what's the best way of writing a spec for a collection that has to start with :and and continue with a number of things for which I have the sub-spec?


@meditans probably (s/cat :and #{:and} :rest (s/+ :sub-spec))

šŸ™Œ 3

(set "hello") -> #{\e \h \l \o}
(sorted-set "hello") -> #{"hello"}


Wasn't expecting that. šŸ™‚


You can always do:

(-> "hello" set sort)
So it's not a big deal, just unexpected.


user=> (apply sorted-set "hello")
#{\e \h \l \o}


Sorting a set is very different from a sorted set though


One is a set that has constant membership check and is a set.
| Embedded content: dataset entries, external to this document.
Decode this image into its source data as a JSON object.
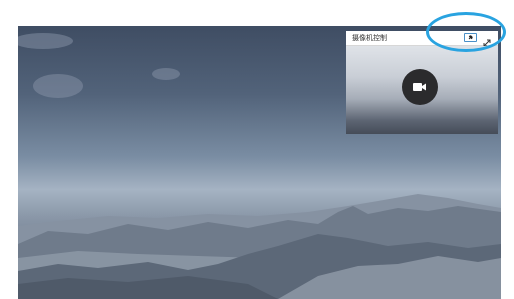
{
  "camera_panel": {
    "title": "摄像机控制",
    "pin_icon": "pin-icon",
    "expand_icon": "expand-icon",
    "camera_icon": "video-camera-icon"
  },
  "colors": {
    "highlight": "#29a3e0",
    "camera_circle": "#2b2b2d",
    "pin_border": "#4a90c8"
  }
}
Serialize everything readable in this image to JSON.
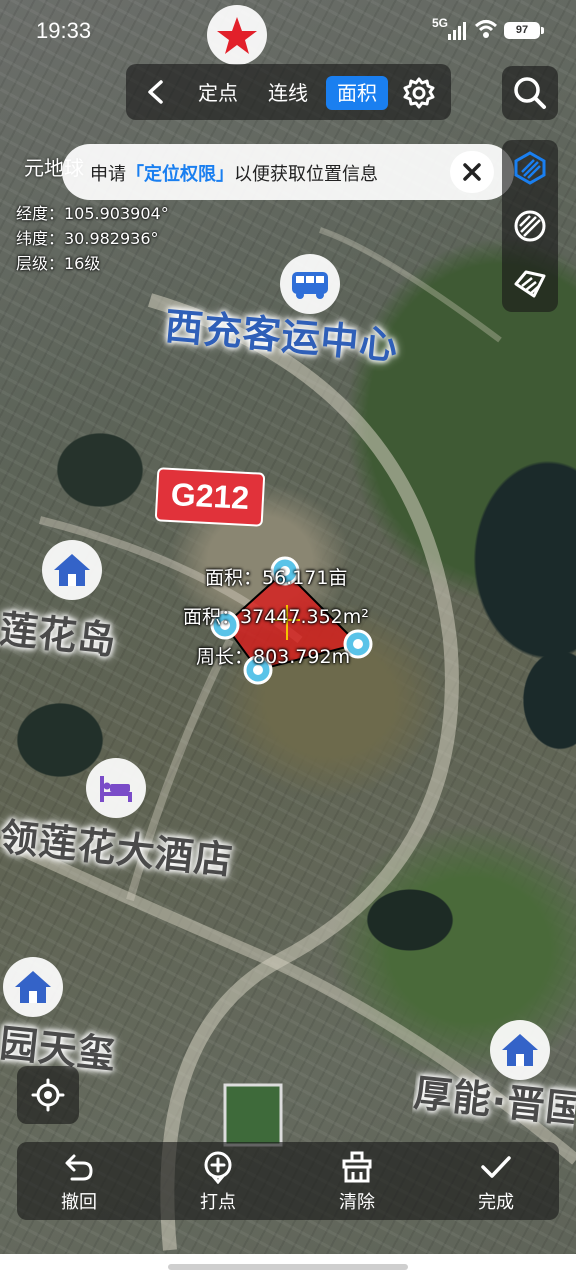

The other is just a sequence of the items


And that implies you can easily add the items that are already in the collection:

(conj (-> "hello" set sort) \h)
;;=> (\h \e \h \l \o)